◆ WORK INSTRUCTIONS ◆
Will you extract the entries word for word? Images should not appear in the copy.

BEGIN INPUT

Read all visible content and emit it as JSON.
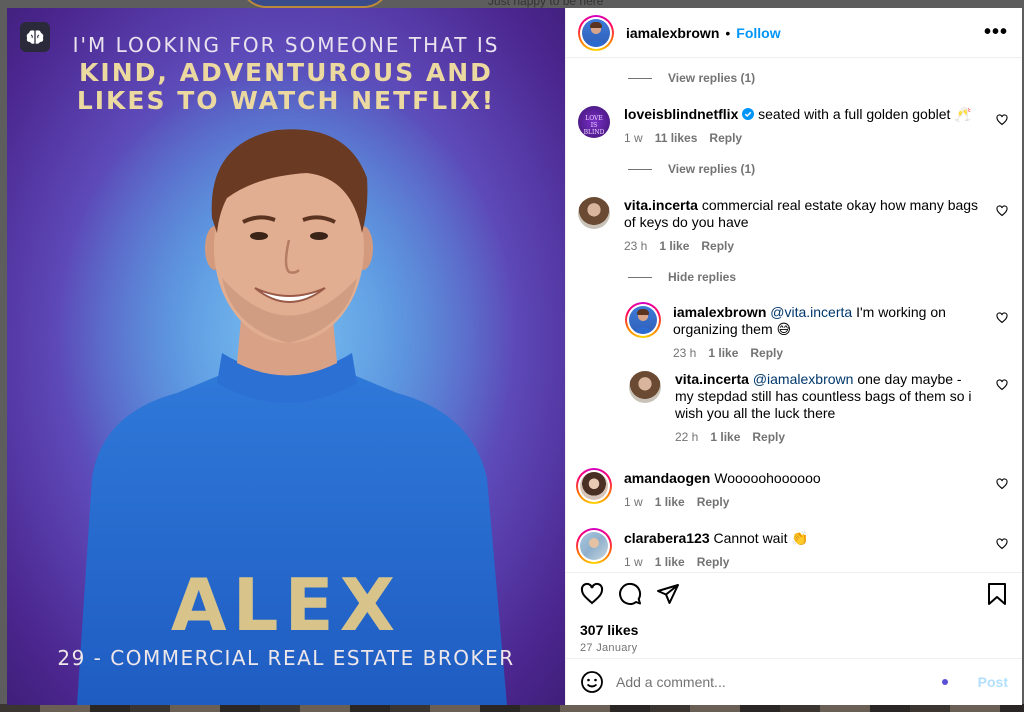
{
  "background": {
    "top_text": "Just happy to be here"
  },
  "media": {
    "headline_line1": "I'M LOOKING FOR SOMEONE THAT IS",
    "headline_line2": "KIND, ADVENTUROUS AND",
    "headline_line3": "LIKES TO WATCH NETFLIX!",
    "name": "ALEX",
    "subtitle": "29 - COMMERCIAL REAL ESTATE BROKER"
  },
  "post_header": {
    "username": "iamalexbrown",
    "dot": "•",
    "follow_label": "Follow",
    "more_label": "•••"
  },
  "comments": {
    "view_replies_1": "View replies (1)",
    "view_replies_2": "View replies (1)",
    "hide_replies": "Hide replies",
    "items": [
      {
        "username": "loveisblindnetflix",
        "verified": true,
        "text": "seated with a full golden goblet 🥂",
        "time": "1 w",
        "likes": "11 likes",
        "reply_label": "Reply"
      },
      {
        "username": "vita.incerta",
        "text": "commercial real estate okay how many bags of keys do you have",
        "time": "23 h",
        "likes": "1 like",
        "reply_label": "Reply"
      },
      {
        "username": "iamalexbrown",
        "mention": "@vita.incerta",
        "text": "I'm working on organizing them 😅",
        "time": "23 h",
        "likes": "1 like",
        "reply_label": "Reply"
      },
      {
        "username": "vita.incerta",
        "mention": "@iamalexbrown",
        "text": "one day maybe - my stepdad still has countless bags of them so i wish you all the luck there",
        "time": "22 h",
        "likes": "1 like",
        "reply_label": "Reply"
      },
      {
        "username": "amandaogen",
        "text": "Wooooohoooooo",
        "time": "1 w",
        "likes": "1 like",
        "reply_label": "Reply"
      },
      {
        "username": "clarabera123",
        "text": "Cannot wait 👏",
        "time": "1 w",
        "likes": "1 like",
        "reply_label": "Reply"
      }
    ]
  },
  "actions": {
    "likes_count": "307 likes",
    "date": "27 January"
  },
  "add_comment": {
    "placeholder": "Add a comment...",
    "post_label": "Post"
  },
  "icons": {
    "logo": "netflix-brain-icon",
    "like": "heart-icon",
    "comment": "comment-icon",
    "share": "share-icon",
    "save": "bookmark-icon",
    "emoji": "emoji-icon",
    "more": "more-icon"
  },
  "colors": {
    "link_blue": "#0095f6",
    "muted": "#737373",
    "mention": "#00376b",
    "gold": "#d8c48a"
  }
}
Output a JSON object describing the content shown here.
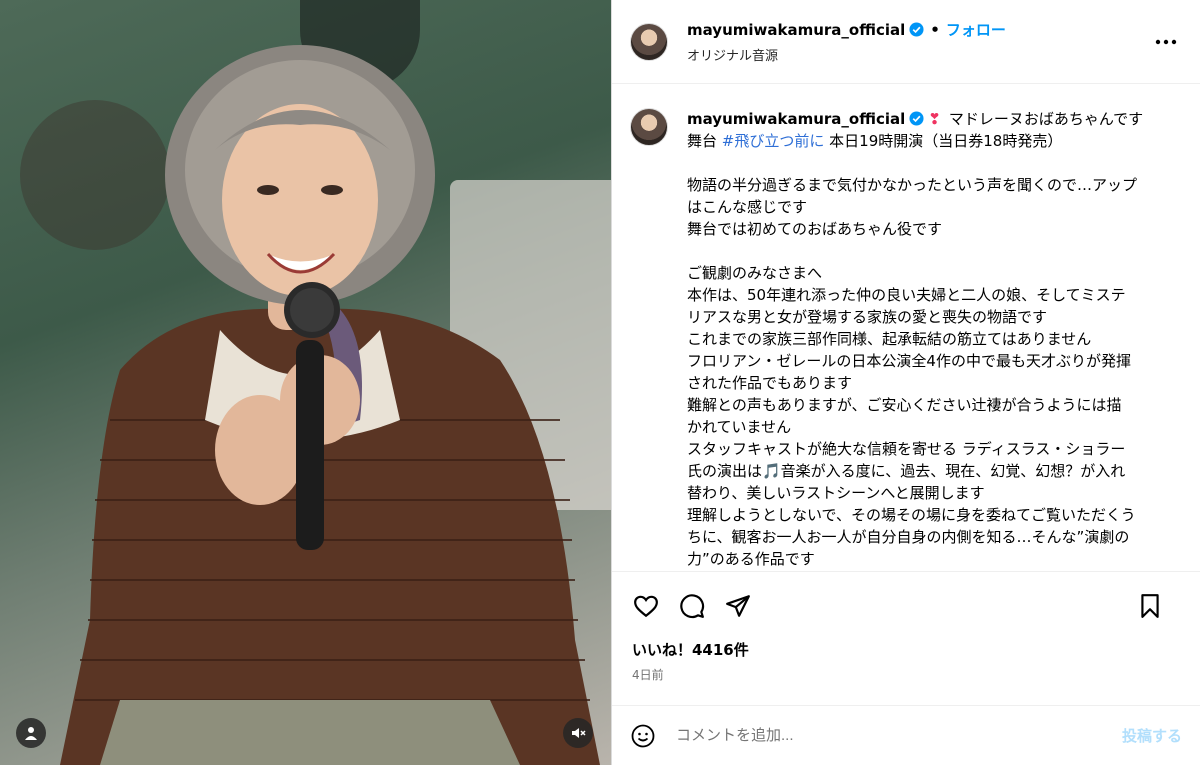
{
  "post": {
    "username": "mayumiwakamura_official",
    "separator": "•",
    "follow_label": "フォロー",
    "audio_label": "オリジナル音源",
    "more_icon": "more-horizontal-icon"
  },
  "caption": {
    "username": "mayumiwakamura_official",
    "heart": "❣",
    "line1_rest": "マドレーヌおばあちゃんです",
    "line2_prefix": "舞台",
    "hashtag": "#飛び立つ前に",
    "line2_suffix": "本日19時開演（当日券18時発売）",
    "para1": [
      "物語の半分過ぎるまで気付かなかったという声を聞くので…アップ",
      "はこんな感じです",
      "舞台では初めてのおばあちゃん役です"
    ],
    "para2": [
      "ご観劇のみなさまへ",
      "本作は、50年連れ添った仲の良い夫婦と二人の娘、そしてミステ",
      "リアスな男と女が登場する家族の愛と喪失の物語です",
      "これまでの家族三部作同様、起承転結の筋立てはありません",
      "フロリアン・ゼレールの日本公演全4作の中で最も天才ぶりが発揮",
      "された作品でもあります",
      "難解との声もありますが、ご安心ください辻褄が合うようには描",
      "かれていません",
      "スタッフキャストが絶大な信頼を寄せる ラディスラス・ショラー",
      "氏の演出は🎵音楽が入る度に、過去、現在、幻覚、幻想？が入れ",
      "替わり、美しいラストシーンへと展開します",
      "理解しようとしないで、その場その場に身を委ねてご覧いただくう",
      "ちに、観客お一人お一人が自分自身の内側を知る…そんな”演劇の",
      "力”のある作品です"
    ]
  },
  "stats": {
    "likes": "いいね！4416件",
    "time_ago": "4日前"
  },
  "comment": {
    "placeholder": "コメントを追加...",
    "post_label": "投稿する"
  },
  "colors": {
    "accent": "#0095f6",
    "verified": "#0095f6",
    "heart": "#ef3361",
    "muted": "#737373"
  }
}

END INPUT

◆ SOLUTION TO THE EXERCISE ◆
Read all visible content and emit it as JSON.
{
  "background": {
    "top_text": "Just happy to be here"
  },
  "media": {
    "headline_line1": "I'M LOOKING FOR SOMEONE THAT IS",
    "headline_line2": "KIND, ADVENTUROUS AND",
    "headline_line3": "LIKES TO WATCH NETFLIX!",
    "name": "ALEX",
    "subtitle": "29 - COMMERCIAL REAL ESTATE BROKER"
  },
  "post_header": {
    "username": "iamalexbrown",
    "dot": "•",
    "follow_label": "Follow",
    "more_label": "•••"
  },
  "comments": {
    "view_replies_1": "View replies (1)",
    "view_replies_2": "View replies (1)",
    "hide_replies": "Hide replies",
    "items": [
      {
        "username": "loveisblindnetflix",
        "verified": true,
        "text": "seated with a full golden goblet 🥂",
        "time": "1 w",
        "likes": "11 likes",
        "reply_label": "Reply"
      },
      {
        "username": "vita.incerta",
        "text": "commercial real estate okay how many bags of keys do you have",
        "time": "23 h",
        "likes": "1 like",
        "reply_label": "Reply"
      },
      {
        "username": "iamalexbrown",
        "mention": "@vita.incerta",
        "text": "I'm working on organizing them 😅",
        "time": "23 h",
        "likes": "1 like",
        "reply_label": "Reply"
      },
      {
        "username": "vita.incerta",
        "mention": "@iamalexbrown",
        "text": "one day maybe - my stepdad still has countless bags of them so i wish you all the luck there",
        "time": "22 h",
        "likes": "1 like",
        "reply_label": "Reply"
      },
      {
        "username": "amandaogen",
        "text": "Wooooohoooooo",
        "time": "1 w",
        "likes": "1 like",
        "reply_label": "Reply"
      },
      {
        "username": "clarabera123",
        "text": "Cannot wait 👏",
        "time": "1 w",
        "likes": "1 like",
        "reply_label": "Reply"
      }
    ]
  },
  "actions": {
    "likes_count": "307 likes",
    "date": "27 January"
  },
  "add_comment": {
    "placeholder": "Add a comment...",
    "post_label": "Post"
  },
  "icons": {
    "logo": "netflix-brain-icon",
    "like": "heart-icon",
    "comment": "comment-icon",
    "share": "share-icon",
    "save": "bookmark-icon",
    "emoji": "emoji-icon",
    "more": "more-icon"
  },
  "colors": {
    "link_blue": "#0095f6",
    "muted": "#737373",
    "mention": "#00376b",
    "gold": "#d8c48a"
  }
}
Output a JSON object describing the content shown here.
{
  "post": {
    "username": "mayumiwakamura_official",
    "separator": "•",
    "follow_label": "フォロー",
    "audio_label": "オリジナル音源",
    "more_icon": "more-horizontal-icon"
  },
  "caption": {
    "username": "mayumiwakamura_official",
    "heart": "❣",
    "line1_rest": "マドレーヌおばあちゃんです",
    "line2_prefix": "舞台",
    "hashtag": "#飛び立つ前に",
    "line2_suffix": "本日19時開演（当日券18時発売）",
    "para1": [
      "物語の半分過ぎるまで気付かなかったという声を聞くので…アップ",
      "はこんな感じです",
      "舞台では初めてのおばあちゃん役です"
    ],
    "para2": [
      "ご観劇のみなさまへ",
      "本作は、50年連れ添った仲の良い夫婦と二人の娘、そしてミステ",
      "リアスな男と女が登場する家族の愛と喪失の物語です",
      "これまでの家族三部作同様、起承転結の筋立てはありません",
      "フロリアン・ゼレールの日本公演全4作の中で最も天才ぶりが発揮",
      "された作品でもあります",
      "難解との声もありますが、ご安心ください辻褄が合うようには描",
      "かれていません",
      "スタッフキャストが絶大な信頼を寄せる ラディスラス・ショラー",
      "氏の演出は🎵音楽が入る度に、過去、現在、幻覚、幻想？が入れ",
      "替わり、美しいラストシーンへと展開します",
      "理解しようとしないで、その場その場に身を委ねてご覧いただくう",
      "ちに、観客お一人お一人が自分自身の内側を知る…そんな”演劇の",
      "力”のある作品です"
    ]
  },
  "stats": {
    "likes": "いいね！4416件",
    "time_ago": "4日前"
  },
  "comment": {
    "placeholder": "コメントを追加...",
    "post_label": "投稿する"
  },
  "colors": {
    "accent": "#0095f6",
    "verified": "#0095f6",
    "heart": "#ef3361",
    "muted": "#737373"
  }
}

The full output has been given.